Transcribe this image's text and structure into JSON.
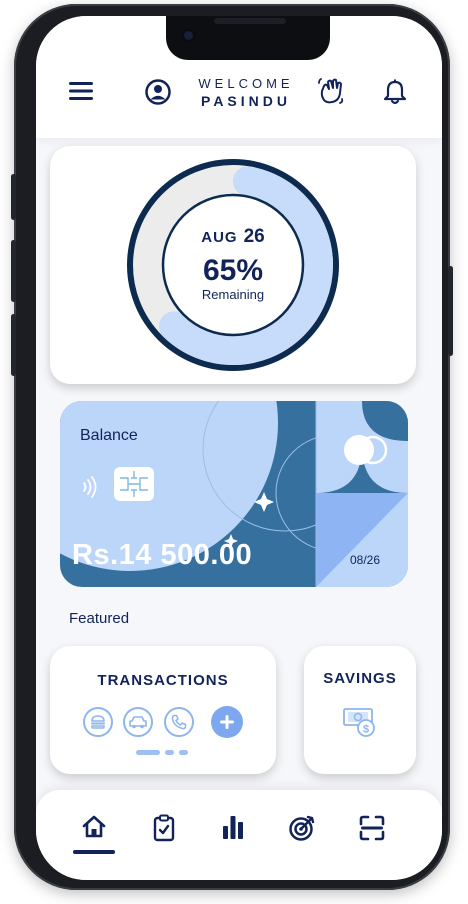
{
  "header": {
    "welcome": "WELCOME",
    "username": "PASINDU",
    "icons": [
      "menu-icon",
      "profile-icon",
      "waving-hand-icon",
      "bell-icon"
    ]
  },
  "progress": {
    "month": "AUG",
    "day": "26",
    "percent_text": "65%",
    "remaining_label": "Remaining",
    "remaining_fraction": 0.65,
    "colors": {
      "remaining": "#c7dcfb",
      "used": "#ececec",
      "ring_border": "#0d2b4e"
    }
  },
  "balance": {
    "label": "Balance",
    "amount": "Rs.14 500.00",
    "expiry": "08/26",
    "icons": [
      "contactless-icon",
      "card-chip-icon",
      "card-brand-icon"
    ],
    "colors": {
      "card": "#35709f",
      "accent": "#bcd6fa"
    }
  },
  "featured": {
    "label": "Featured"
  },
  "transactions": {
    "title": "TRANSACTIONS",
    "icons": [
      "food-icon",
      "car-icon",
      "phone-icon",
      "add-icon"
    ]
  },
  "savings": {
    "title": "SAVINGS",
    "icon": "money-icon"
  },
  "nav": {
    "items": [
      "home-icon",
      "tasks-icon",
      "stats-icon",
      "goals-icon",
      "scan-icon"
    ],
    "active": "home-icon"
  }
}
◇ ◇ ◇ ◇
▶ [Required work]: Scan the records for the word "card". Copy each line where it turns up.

▶ [Answer to this exercise]:
      "card-chip-icon",
      "card-brand-icon"
      "card": "#35709f",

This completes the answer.